*What the exercise asks*.
Line by line, return everything in the listing exactly.
Records for processing below:
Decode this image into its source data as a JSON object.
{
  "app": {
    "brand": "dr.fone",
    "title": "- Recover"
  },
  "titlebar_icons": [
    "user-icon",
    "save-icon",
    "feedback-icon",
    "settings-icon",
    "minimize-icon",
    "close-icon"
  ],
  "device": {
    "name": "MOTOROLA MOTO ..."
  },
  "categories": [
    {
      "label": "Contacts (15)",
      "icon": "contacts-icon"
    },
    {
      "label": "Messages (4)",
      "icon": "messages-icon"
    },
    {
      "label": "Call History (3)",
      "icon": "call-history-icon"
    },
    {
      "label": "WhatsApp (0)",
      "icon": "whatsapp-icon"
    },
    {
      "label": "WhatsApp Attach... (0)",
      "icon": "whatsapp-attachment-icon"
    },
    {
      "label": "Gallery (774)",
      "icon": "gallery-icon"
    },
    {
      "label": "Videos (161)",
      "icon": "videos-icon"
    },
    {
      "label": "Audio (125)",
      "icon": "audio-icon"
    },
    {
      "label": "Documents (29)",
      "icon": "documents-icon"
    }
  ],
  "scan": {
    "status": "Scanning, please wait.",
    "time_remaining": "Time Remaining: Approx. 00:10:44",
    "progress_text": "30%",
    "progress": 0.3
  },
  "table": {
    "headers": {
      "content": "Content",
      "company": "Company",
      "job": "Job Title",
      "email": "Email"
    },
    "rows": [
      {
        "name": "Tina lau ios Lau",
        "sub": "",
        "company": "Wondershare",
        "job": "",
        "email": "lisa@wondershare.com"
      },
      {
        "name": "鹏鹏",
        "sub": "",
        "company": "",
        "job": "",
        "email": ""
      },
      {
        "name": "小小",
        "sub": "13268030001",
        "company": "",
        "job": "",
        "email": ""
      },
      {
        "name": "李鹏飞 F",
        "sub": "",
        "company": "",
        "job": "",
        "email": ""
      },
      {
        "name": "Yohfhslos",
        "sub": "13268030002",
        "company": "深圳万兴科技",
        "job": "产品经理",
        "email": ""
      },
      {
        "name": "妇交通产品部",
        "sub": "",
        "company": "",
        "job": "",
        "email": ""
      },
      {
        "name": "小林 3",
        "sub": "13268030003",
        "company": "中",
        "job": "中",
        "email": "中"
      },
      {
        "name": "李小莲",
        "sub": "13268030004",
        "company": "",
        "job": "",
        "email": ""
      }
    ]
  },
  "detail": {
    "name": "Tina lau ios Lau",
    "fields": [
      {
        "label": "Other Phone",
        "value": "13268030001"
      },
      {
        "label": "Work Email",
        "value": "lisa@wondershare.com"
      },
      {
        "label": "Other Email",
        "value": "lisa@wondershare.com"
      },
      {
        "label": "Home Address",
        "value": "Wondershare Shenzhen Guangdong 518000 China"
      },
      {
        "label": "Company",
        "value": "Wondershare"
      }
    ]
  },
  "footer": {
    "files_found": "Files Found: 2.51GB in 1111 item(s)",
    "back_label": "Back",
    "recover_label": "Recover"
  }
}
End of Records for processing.
*Your solution*.
Decode this image into its source data as a JSON object.
{
  "app": {
    "brand": "dr.fone",
    "title": "- Recover"
  },
  "titlebar_icons": [
    "user-icon",
    "save-icon",
    "feedback-icon",
    "settings-icon",
    "minimize-icon",
    "close-icon"
  ],
  "device": {
    "name": "MOTOROLA MOTO ..."
  },
  "categories": [
    {
      "label": "Contacts (15)",
      "icon": "contacts-icon"
    },
    {
      "label": "Messages (4)",
      "icon": "messages-icon"
    },
    {
      "label": "Call History (3)",
      "icon": "call-history-icon"
    },
    {
      "label": "WhatsApp (0)",
      "icon": "whatsapp-icon"
    },
    {
      "label": "WhatsApp Attach... (0)",
      "icon": "whatsapp-attachment-icon"
    },
    {
      "label": "Gallery (774)",
      "icon": "gallery-icon"
    },
    {
      "label": "Videos (161)",
      "icon": "videos-icon"
    },
    {
      "label": "Audio (125)",
      "icon": "audio-icon"
    },
    {
      "label": "Documents (29)",
      "icon": "documents-icon"
    }
  ],
  "scan": {
    "status": "Scanning, please wait.",
    "time_remaining": "Time Remaining: Approx. 00:10:44",
    "progress_text": "30%",
    "progress": 0.3
  },
  "table": {
    "headers": {
      "content": "Content",
      "company": "Company",
      "job": "Job Title",
      "email": "Email"
    },
    "rows": [
      {
        "name": "Tina lau ios Lau",
        "sub": "",
        "company": "Wondershare",
        "job": "",
        "email": "lisa@wondershare.com"
      },
      {
        "name": "鹏鹏",
        "sub": "",
        "company": "",
        "job": "",
        "email": ""
      },
      {
        "name": "小小",
        "sub": "13268030001",
        "company": "",
        "job": "",
        "email": ""
      },
      {
        "name": "李鹏飞 F",
        "sub": "",
        "company": "",
        "job": "",
        "email": ""
      },
      {
        "name": "Yohfhslos",
        "sub": "13268030002",
        "company": "深圳万兴科技",
        "job": "产品经理",
        "email": ""
      },
      {
        "name": "妇交通产品部",
        "sub": "",
        "company": "",
        "job": "",
        "email": ""
      },
      {
        "name": "小林 3",
        "sub": "13268030003",
        "company": "中",
        "job": "中",
        "email": "中"
      },
      {
        "name": "李小莲",
        "sub": "13268030004",
        "company": "",
        "job": "",
        "email": ""
      }
    ]
  },
  "detail": {
    "name": "Tina lau ios Lau",
    "fields": [
      {
        "label": "Other Phone",
        "value": "13268030001"
      },
      {
        "label": "Work Email",
        "value": "lisa@wondershare.com"
      },
      {
        "label": "Other Email",
        "value": "lisa@wondershare.com"
      },
      {
        "label": "Home Address",
        "value": "Wondershare Shenzhen Guangdong 518000 China"
      },
      {
        "label": "Company",
        "value": "Wondershare"
      }
    ]
  },
  "footer": {
    "files_found": "Files Found: 2.51GB in 1111 item(s)",
    "back_label": "Back",
    "recover_label": "Recover"
  }
}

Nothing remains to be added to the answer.